## Data to use

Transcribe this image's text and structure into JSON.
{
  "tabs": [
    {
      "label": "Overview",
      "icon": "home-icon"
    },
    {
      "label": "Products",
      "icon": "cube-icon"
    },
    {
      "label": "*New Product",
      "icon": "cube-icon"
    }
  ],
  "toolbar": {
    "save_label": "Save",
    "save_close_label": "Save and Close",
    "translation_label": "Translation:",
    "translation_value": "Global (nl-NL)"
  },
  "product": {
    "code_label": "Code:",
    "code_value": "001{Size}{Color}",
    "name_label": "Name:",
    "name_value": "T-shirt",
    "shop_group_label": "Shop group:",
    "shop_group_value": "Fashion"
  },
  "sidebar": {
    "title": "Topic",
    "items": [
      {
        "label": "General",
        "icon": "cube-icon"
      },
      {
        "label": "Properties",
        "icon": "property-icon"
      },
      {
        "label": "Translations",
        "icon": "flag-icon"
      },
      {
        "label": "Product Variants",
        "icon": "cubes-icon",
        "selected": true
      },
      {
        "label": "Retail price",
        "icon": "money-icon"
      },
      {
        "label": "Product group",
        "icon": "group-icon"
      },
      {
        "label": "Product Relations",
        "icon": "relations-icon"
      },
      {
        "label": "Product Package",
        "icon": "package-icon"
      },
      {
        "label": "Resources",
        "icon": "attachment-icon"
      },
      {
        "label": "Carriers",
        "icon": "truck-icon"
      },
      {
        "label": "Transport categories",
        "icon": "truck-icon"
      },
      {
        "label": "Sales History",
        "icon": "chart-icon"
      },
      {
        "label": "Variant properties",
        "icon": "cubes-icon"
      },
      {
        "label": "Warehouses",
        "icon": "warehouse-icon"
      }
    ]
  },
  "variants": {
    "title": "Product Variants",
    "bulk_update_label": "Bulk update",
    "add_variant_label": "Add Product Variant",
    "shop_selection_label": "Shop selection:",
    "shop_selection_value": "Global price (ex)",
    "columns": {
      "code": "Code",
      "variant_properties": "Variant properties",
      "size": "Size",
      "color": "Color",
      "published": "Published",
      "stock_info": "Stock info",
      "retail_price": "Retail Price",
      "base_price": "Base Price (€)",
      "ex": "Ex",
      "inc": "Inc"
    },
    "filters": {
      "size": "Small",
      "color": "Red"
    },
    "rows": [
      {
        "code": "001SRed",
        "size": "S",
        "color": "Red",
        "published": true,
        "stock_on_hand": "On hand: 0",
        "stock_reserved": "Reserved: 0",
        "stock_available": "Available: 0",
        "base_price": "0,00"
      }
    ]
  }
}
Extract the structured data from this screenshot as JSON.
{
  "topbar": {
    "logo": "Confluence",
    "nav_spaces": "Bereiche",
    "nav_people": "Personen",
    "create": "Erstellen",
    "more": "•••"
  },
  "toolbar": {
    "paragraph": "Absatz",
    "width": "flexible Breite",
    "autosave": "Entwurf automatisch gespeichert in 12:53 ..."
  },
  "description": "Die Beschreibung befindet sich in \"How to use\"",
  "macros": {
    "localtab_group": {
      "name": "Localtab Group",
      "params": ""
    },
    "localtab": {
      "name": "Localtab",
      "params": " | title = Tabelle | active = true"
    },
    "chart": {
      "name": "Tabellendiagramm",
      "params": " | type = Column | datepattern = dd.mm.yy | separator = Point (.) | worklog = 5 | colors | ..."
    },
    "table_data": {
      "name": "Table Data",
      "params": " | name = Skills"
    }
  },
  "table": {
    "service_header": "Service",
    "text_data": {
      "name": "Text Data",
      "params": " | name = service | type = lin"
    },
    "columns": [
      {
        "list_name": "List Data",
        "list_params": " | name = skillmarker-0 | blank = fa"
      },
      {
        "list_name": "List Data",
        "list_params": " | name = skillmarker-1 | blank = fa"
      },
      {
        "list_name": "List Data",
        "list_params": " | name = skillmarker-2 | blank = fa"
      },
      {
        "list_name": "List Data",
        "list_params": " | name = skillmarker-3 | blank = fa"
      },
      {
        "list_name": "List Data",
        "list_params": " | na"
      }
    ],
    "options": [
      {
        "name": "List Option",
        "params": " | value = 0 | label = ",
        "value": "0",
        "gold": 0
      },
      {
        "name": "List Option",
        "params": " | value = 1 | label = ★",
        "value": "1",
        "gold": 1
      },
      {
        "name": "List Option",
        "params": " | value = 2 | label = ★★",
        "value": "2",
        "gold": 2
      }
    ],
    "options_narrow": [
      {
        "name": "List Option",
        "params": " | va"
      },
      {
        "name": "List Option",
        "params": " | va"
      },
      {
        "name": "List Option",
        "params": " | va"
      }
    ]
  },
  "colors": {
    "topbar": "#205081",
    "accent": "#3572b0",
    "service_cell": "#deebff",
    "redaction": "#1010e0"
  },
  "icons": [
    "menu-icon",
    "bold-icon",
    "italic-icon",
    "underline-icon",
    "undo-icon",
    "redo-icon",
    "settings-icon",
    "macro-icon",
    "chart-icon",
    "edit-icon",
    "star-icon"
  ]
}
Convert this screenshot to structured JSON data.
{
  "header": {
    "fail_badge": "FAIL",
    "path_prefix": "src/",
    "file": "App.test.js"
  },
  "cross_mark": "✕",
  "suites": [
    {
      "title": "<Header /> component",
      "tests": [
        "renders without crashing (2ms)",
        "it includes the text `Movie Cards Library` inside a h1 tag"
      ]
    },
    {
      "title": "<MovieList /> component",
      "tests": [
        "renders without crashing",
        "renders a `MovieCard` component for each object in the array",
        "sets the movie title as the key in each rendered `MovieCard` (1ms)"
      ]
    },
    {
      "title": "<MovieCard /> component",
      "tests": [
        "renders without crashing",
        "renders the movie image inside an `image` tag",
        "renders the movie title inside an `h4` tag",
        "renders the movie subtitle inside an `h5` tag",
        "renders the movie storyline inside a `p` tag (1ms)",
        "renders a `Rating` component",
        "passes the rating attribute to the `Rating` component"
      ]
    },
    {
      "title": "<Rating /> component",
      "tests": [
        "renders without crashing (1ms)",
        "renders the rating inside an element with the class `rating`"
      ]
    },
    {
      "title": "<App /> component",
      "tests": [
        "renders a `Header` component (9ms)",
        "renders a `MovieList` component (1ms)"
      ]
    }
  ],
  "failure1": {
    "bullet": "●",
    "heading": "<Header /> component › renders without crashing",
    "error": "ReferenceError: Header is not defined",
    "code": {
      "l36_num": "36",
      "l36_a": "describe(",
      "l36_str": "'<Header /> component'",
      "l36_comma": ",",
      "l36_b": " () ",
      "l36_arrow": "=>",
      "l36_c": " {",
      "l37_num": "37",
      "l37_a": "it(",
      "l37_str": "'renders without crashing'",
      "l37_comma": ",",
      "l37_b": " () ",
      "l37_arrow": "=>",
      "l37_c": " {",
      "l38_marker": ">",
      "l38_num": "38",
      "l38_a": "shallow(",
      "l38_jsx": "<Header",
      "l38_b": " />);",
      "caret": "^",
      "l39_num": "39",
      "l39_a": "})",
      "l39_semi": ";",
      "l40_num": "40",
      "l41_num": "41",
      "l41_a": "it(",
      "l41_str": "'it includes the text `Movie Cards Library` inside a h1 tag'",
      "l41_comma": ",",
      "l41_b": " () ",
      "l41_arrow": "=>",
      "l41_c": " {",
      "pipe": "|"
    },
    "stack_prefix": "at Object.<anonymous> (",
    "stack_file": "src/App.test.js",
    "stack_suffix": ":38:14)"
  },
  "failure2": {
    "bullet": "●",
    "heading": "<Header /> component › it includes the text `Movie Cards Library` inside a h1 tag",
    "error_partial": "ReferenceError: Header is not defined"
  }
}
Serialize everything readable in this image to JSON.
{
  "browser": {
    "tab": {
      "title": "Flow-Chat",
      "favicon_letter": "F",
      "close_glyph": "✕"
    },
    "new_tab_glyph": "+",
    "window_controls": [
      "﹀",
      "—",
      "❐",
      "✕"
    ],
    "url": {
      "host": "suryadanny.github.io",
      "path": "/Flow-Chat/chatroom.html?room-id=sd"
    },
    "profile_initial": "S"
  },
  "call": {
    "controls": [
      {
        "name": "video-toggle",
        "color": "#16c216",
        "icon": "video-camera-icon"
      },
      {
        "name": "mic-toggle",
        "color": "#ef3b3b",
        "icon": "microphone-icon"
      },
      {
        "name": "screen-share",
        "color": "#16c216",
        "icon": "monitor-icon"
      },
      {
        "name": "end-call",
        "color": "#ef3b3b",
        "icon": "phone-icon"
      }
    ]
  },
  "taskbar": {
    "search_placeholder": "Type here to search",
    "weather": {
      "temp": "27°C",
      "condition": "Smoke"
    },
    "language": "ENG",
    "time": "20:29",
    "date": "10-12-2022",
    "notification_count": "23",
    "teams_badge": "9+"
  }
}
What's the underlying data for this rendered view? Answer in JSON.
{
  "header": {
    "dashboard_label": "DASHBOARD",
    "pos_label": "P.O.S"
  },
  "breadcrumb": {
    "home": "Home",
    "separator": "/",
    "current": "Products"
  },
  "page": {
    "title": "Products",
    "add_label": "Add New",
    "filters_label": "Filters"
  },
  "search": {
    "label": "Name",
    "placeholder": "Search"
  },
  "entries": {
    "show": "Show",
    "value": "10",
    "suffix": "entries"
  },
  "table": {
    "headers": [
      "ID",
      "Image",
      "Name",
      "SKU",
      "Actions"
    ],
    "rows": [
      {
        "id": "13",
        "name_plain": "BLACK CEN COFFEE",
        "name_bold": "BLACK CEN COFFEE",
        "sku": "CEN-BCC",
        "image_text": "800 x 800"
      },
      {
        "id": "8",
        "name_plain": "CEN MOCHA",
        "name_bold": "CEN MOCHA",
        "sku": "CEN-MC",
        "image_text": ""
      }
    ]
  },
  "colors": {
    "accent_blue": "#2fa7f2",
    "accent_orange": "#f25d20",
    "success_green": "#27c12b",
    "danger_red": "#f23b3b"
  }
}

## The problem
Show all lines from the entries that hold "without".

## Written reply
        "renders without crashing (2ms)",
        "renders without crashing",
        "renders without crashing",
        "renders without crashing (1ms)",
    "heading": "<Header /> component › renders without crashing",
      "l37_str": "'renders without crashing'",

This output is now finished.